Chinkapin Oak (Quercus muehlenbergii)
Chinquapin oak is the #1 species commonly mistaken for Ozark chinquapin. The chinquapin oak has leaves with rounded teeth and buds are clustered at the stem’s apex.
Chinquapin oaks have acorns with a cap unlike Ozark chinquapin which have a nut encased in a prickly burr. Chinquapin oak, chestnut oak, and swamp oak are all common species that resemble OC based on leaf morphology until you look closer.
Chinese chestnuts (Castanea mollissima)
Unfortunately a large number of non-native Chinese chestnuts and hybrid chestnuts have been planted in the Ozarks. If you think you found a tree (Ozark chinquapin), start by looking at the identification guide keeping in mind the location and habitat where you found the tree–this will help you determine if the tree might be another kind of non-native chestnut species or a hybrid.
One of the easiest ways to separate Ozark chinquapin from Chinese chestnut is to very closely examine the edge of leaf:
Chinese chestnut; round edge with pointed hook on the end of each “wave”
Ozark chinquapin bark is quite distinct in that it has flat broad ridges that are arranged parallel to one another. They also have grey colored patches when they are young and as they age :
Chinese chestnut bark with irregular ridges
Chinese chestnuts will grow in many places that Ozark chinquapin will not. Ozark chinquapin have more specific habitat preferences. If you found a tree near an old farm house, in a back yard, public park, or near a University or similar establishment, there is a good chance it is not an Ozark chinquapin.
Promising locations to find a tree: Old growth forest, woods, national forests, natural areas and conservation areas. However, the US Dept. of Agraculure planted hybrid (Chinese x American) chestnuts on national forest lands and various parks in the past. For example: Ouachita National Forest in Polk county Arkansas and Sinkin Experimental Forest in Dent county Missouri.
Finding trees in remote areas that are not easily accessed by people are also usually promising. When you find a natural wild Ozark chinquapin you will almost always find them in a group and not isolated.
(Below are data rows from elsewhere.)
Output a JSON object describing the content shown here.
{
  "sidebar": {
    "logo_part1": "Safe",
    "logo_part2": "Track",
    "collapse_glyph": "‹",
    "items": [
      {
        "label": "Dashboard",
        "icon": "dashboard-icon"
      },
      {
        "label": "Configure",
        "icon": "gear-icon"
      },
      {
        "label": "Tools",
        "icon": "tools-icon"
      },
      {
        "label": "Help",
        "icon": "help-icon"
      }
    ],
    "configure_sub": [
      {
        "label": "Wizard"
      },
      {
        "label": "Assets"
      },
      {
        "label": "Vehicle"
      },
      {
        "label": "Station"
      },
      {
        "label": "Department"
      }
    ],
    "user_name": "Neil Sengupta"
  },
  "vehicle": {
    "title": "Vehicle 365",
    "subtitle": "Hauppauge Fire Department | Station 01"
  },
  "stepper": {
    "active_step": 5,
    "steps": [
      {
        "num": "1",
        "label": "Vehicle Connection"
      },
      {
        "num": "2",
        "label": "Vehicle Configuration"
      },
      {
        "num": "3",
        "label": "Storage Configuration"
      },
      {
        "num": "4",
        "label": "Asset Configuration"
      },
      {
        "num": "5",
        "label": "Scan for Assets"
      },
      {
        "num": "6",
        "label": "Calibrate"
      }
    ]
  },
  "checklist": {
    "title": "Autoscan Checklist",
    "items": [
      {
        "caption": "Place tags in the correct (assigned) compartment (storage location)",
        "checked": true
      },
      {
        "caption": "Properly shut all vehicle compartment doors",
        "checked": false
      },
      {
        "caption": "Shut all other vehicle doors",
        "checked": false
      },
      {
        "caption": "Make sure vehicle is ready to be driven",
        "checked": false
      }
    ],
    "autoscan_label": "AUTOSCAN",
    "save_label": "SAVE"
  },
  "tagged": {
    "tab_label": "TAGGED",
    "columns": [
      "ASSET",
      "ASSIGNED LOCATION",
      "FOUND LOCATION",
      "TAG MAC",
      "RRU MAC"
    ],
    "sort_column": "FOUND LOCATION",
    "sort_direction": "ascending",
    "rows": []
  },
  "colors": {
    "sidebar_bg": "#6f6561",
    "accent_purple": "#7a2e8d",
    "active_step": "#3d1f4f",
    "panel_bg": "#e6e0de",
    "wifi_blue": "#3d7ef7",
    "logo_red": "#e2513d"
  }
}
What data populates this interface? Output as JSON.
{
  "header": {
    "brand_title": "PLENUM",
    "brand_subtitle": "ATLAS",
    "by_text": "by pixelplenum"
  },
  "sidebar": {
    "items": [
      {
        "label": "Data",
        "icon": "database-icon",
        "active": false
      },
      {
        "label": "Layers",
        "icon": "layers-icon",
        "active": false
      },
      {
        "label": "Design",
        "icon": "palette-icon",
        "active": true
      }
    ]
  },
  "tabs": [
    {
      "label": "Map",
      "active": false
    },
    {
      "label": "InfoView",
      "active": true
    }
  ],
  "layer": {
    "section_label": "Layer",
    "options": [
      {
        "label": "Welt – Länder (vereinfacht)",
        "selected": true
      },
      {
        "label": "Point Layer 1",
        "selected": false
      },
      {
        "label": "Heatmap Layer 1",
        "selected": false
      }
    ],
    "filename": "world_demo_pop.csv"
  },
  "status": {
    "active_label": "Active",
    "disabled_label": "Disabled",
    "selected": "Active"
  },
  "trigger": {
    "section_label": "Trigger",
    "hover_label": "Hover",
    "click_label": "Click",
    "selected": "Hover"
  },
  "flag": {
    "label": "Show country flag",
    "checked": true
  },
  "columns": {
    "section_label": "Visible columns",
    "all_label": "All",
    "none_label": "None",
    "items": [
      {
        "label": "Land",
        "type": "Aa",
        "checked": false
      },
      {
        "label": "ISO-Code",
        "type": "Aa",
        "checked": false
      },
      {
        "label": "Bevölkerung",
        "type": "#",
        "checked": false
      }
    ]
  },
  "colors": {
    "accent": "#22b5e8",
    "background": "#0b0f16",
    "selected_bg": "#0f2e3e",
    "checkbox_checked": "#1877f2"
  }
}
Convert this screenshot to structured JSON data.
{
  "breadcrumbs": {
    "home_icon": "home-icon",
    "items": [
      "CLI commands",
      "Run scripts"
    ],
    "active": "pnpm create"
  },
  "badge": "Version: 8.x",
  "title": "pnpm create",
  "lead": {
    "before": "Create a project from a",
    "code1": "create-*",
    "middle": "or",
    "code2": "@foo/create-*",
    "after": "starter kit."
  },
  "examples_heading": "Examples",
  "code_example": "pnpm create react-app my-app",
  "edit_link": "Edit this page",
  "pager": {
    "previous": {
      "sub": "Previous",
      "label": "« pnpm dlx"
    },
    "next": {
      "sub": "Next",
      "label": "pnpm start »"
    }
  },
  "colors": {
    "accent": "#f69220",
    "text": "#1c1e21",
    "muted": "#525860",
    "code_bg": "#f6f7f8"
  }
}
You will also often see evidence of old blight killed rot-resistant logs on the ground near the tree if the area is not been managed with prescribed burns (or natural fire events destroying the evidence of those logs).
The complete absence of blight symptoms may also indicate that the tree is not of native origin.
When you find a tree, always look around it for burrs. This is another easy way to tell if it is an Ozark chinqaupin is the size of the burr and nut. OC will only have one nut per burr usually.
Ozark chinquapin burrs held in hand for size reference